_Problem statement:_ Verbatim copy without pictures. Please print every entry as it stands.

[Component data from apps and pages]
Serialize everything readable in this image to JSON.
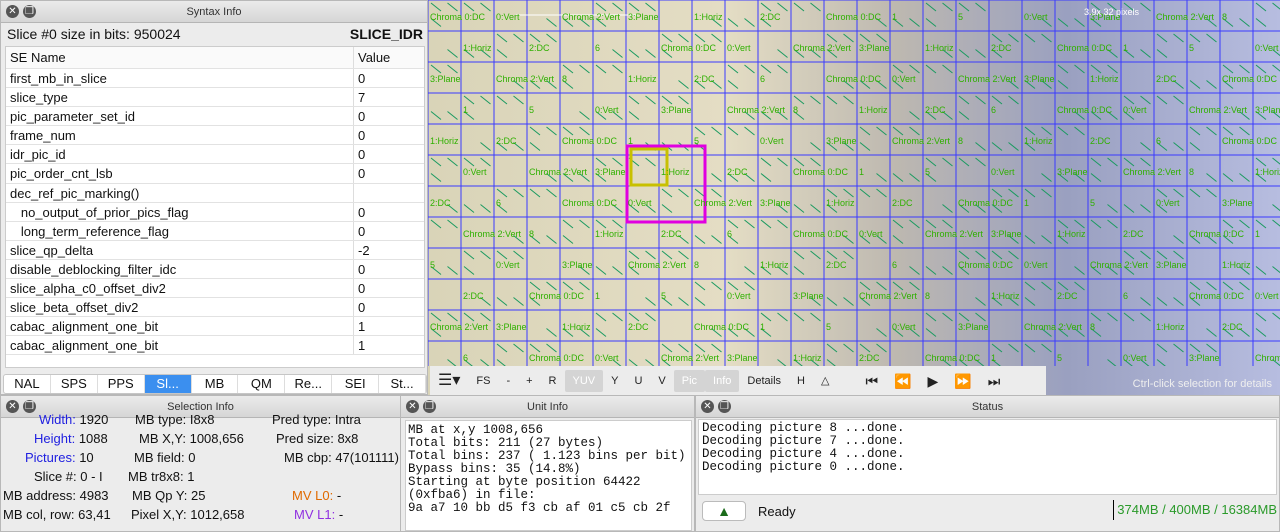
{
  "syntax": {
    "title": "Syntax Info",
    "slice_label": "Slice #0 size in bits:  950024",
    "slice_type": "SLICE_IDR",
    "columns": [
      "SE Name",
      "Value"
    ],
    "rows": [
      [
        "first_mb_in_slice",
        "0"
      ],
      [
        "slice_type",
        "7"
      ],
      [
        "pic_parameter_set_id",
        "0"
      ],
      [
        "frame_num",
        "0"
      ],
      [
        "idr_pic_id",
        "0"
      ],
      [
        "pic_order_cnt_lsb",
        "0"
      ],
      [
        "dec_ref_pic_marking()",
        ""
      ],
      [
        "   no_output_of_prior_pics_flag",
        "0"
      ],
      [
        "   long_term_reference_flag",
        "0"
      ],
      [
        "slice_qp_delta",
        "-2"
      ],
      [
        "disable_deblocking_filter_idc",
        "0"
      ],
      [
        "slice_alpha_c0_offset_div2",
        "0"
      ],
      [
        "slice_beta_offset_div2",
        "0"
      ],
      [
        "cabac_alignment_one_bit",
        "1"
      ],
      [
        "cabac_alignment_one_bit",
        "1"
      ]
    ],
    "tabs": [
      "NAL",
      "SPS",
      "PPS",
      "Sl...",
      "MB",
      "QM",
      "Re...",
      "SEI",
      "St..."
    ],
    "active_tab": 3
  },
  "video": {
    "zoom_label": "3.9x  32 pixels",
    "hint": "Ctrl-click selection for details",
    "overlay_labels": [
      "Chroma 0:DC",
      "0:Vert",
      "Chroma 2:Vert",
      "3:Plane",
      "1:Horiz",
      "2:DC",
      "Chroma 0:DC",
      "1",
      "5",
      "0:Vert",
      "3:Plane",
      "Chroma 2:Vert",
      "8",
      "1:Horiz",
      "2:DC",
      "6"
    ],
    "grid_color": "#3a3aff",
    "label_color": "#2fb000",
    "selection_colors": [
      "#e000e0",
      "#c8c000"
    ]
  },
  "toolbar": {
    "items": [
      "☰▾",
      "FS",
      "-",
      "+",
      "R",
      "YUV",
      "Y",
      "U",
      "V",
      "Pic",
      "Info",
      "Details",
      "H",
      "△",
      "⏮",
      "⏪",
      "▶",
      "⏩",
      "⏭"
    ],
    "active": [
      "YUV",
      "Pic",
      "Info"
    ]
  },
  "selection": {
    "title": "Selection Info",
    "fields": [
      {
        "label": "Width:",
        "value": "1920",
        "color": "#2020e0"
      },
      {
        "label": "Height:",
        "value": "1088",
        "color": "#2020e0"
      },
      {
        "label": "Pictures:",
        "value": "10",
        "color": "#2020e0"
      },
      {
        "label": "Slice #:",
        "value": "0 - I"
      },
      {
        "label": "MB address:",
        "value": "4983"
      },
      {
        "label": "MB col, row:",
        "value": "63,41"
      },
      {
        "label": "MB type:",
        "value": "I8x8"
      },
      {
        "label": "MB X,Y:",
        "value": "1008,656"
      },
      {
        "label": "MB field:",
        "value": "0"
      },
      {
        "label": "MB tr8x8:",
        "value": "1"
      },
      {
        "label": "MB Qp Y:",
        "value": "25"
      },
      {
        "label": "Pixel X,Y:",
        "value": "1012,658"
      },
      {
        "label": "Pred type:",
        "value": "Intra"
      },
      {
        "label": "Pred size:",
        "value": "8x8"
      },
      {
        "label": "MB cbp:",
        "value": "47(101111)"
      },
      {
        "label": "MV L0:",
        "value": "-",
        "color": "#e06a00"
      },
      {
        "label": "MV L1:",
        "value": "-",
        "color": "#9030e0"
      }
    ]
  },
  "unit": {
    "title": "Unit Info",
    "text": "MB at x,y 1008,656\nTotal bits: 211 (27 bytes)\nTotal bins: 237 ( 1.123 bins per bit)\nBypass bins: 35 (14.8%)\nStarting at byte position 64422 (0xfba6) in file:\n9a a7 10 bb d5 f3 cb af 01 c5 cb 2f"
  },
  "status": {
    "title": "Status",
    "log": "Decoding picture 8 ...done.\nDecoding picture 7 ...done.\nDecoding picture 4 ...done.\nDecoding picture 0 ...done.",
    "state": "Ready",
    "memory": "374MB / 400MB / 16384MB",
    "warning_icon": "warning-triangle-icon"
  }
}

_Expected output:_
Serialize everything readable in this image to JSON.
{
  "syntax": {
    "title": "Syntax Info",
    "slice_label": "Slice #0 size in bits:  950024",
    "slice_type": "SLICE_IDR",
    "columns": [
      "SE Name",
      "Value"
    ],
    "rows": [
      [
        "first_mb_in_slice",
        "0"
      ],
      [
        "slice_type",
        "7"
      ],
      [
        "pic_parameter_set_id",
        "0"
      ],
      [
        "frame_num",
        "0"
      ],
      [
        "idr_pic_id",
        "0"
      ],
      [
        "pic_order_cnt_lsb",
        "0"
      ],
      [
        "dec_ref_pic_marking()",
        ""
      ],
      [
        "   no_output_of_prior_pics_flag",
        "0"
      ],
      [
        "   long_term_reference_flag",
        "0"
      ],
      [
        "slice_qp_delta",
        "-2"
      ],
      [
        "disable_deblocking_filter_idc",
        "0"
      ],
      [
        "slice_alpha_c0_offset_div2",
        "0"
      ],
      [
        "slice_beta_offset_div2",
        "0"
      ],
      [
        "cabac_alignment_one_bit",
        "1"
      ],
      [
        "cabac_alignment_one_bit",
        "1"
      ]
    ],
    "tabs": [
      "NAL",
      "SPS",
      "PPS",
      "Sl...",
      "MB",
      "QM",
      "Re...",
      "SEI",
      "St..."
    ],
    "active_tab": 3
  },
  "video": {
    "zoom_label": "3.9x  32 pixels",
    "hint": "Ctrl-click selection for details",
    "overlay_labels": [
      "Chroma 0:DC",
      "0:Vert",
      "Chroma 2:Vert",
      "3:Plane",
      "1:Horiz",
      "2:DC",
      "Chroma 0:DC",
      "1",
      "5",
      "0:Vert",
      "3:Plane",
      "Chroma 2:Vert",
      "8",
      "1:Horiz",
      "2:DC",
      "6"
    ],
    "grid_color": "#3a3aff",
    "label_color": "#2fb000",
    "selection_colors": [
      "#e000e0",
      "#c8c000"
    ]
  },
  "toolbar": {
    "items": [
      "☰▾",
      "FS",
      "-",
      "+",
      "R",
      "YUV",
      "Y",
      "U",
      "V",
      "Pic",
      "Info",
      "Details",
      "H",
      "△",
      "⏮",
      "⏪",
      "▶",
      "⏩",
      "⏭"
    ],
    "active": [
      "YUV",
      "Pic",
      "Info"
    ]
  },
  "selection": {
    "title": "Selection Info",
    "fields": [
      {
        "label": "Width:",
        "value": "1920",
        "color": "#2020e0"
      },
      {
        "label": "Height:",
        "value": "1088",
        "color": "#2020e0"
      },
      {
        "label": "Pictures:",
        "value": "10",
        "color": "#2020e0"
      },
      {
        "label": "Slice #:",
        "value": "0 - I"
      },
      {
        "label": "MB address:",
        "value": "4983"
      },
      {
        "label": "MB col, row:",
        "value": "63,41"
      },
      {
        "label": "MB type:",
        "value": "I8x8"
      },
      {
        "label": "MB X,Y:",
        "value": "1008,656"
      },
      {
        "label": "MB field:",
        "value": "0"
      },
      {
        "label": "MB tr8x8:",
        "value": "1"
      },
      {
        "label": "MB Qp Y:",
        "value": "25"
      },
      {
        "label": "Pixel X,Y:",
        "value": "1012,658"
      },
      {
        "label": "Pred type:",
        "value": "Intra"
      },
      {
        "label": "Pred size:",
        "value": "8x8"
      },
      {
        "label": "MB cbp:",
        "value": "47(101111)"
      },
      {
        "label": "MV L0:",
        "value": "-",
        "color": "#e06a00"
      },
      {
        "label": "MV L1:",
        "value": "-",
        "color": "#9030e0"
      }
    ]
  },
  "unit": {
    "title": "Unit Info",
    "text": "MB at x,y 1008,656\nTotal bits: 211 (27 bytes)\nTotal bins: 237 ( 1.123 bins per bit)\nBypass bins: 35 (14.8%)\nStarting at byte position 64422 (0xfba6) in file:\n9a a7 10 bb d5 f3 cb af 01 c5 cb 2f"
  },
  "status": {
    "title": "Status",
    "log": "Decoding picture 8 ...done.\nDecoding picture 7 ...done.\nDecoding picture 4 ...done.\nDecoding picture 0 ...done.",
    "state": "Ready",
    "memory": "374MB / 400MB / 16384MB",
    "warning_icon": "warning-triangle-icon"
  }
}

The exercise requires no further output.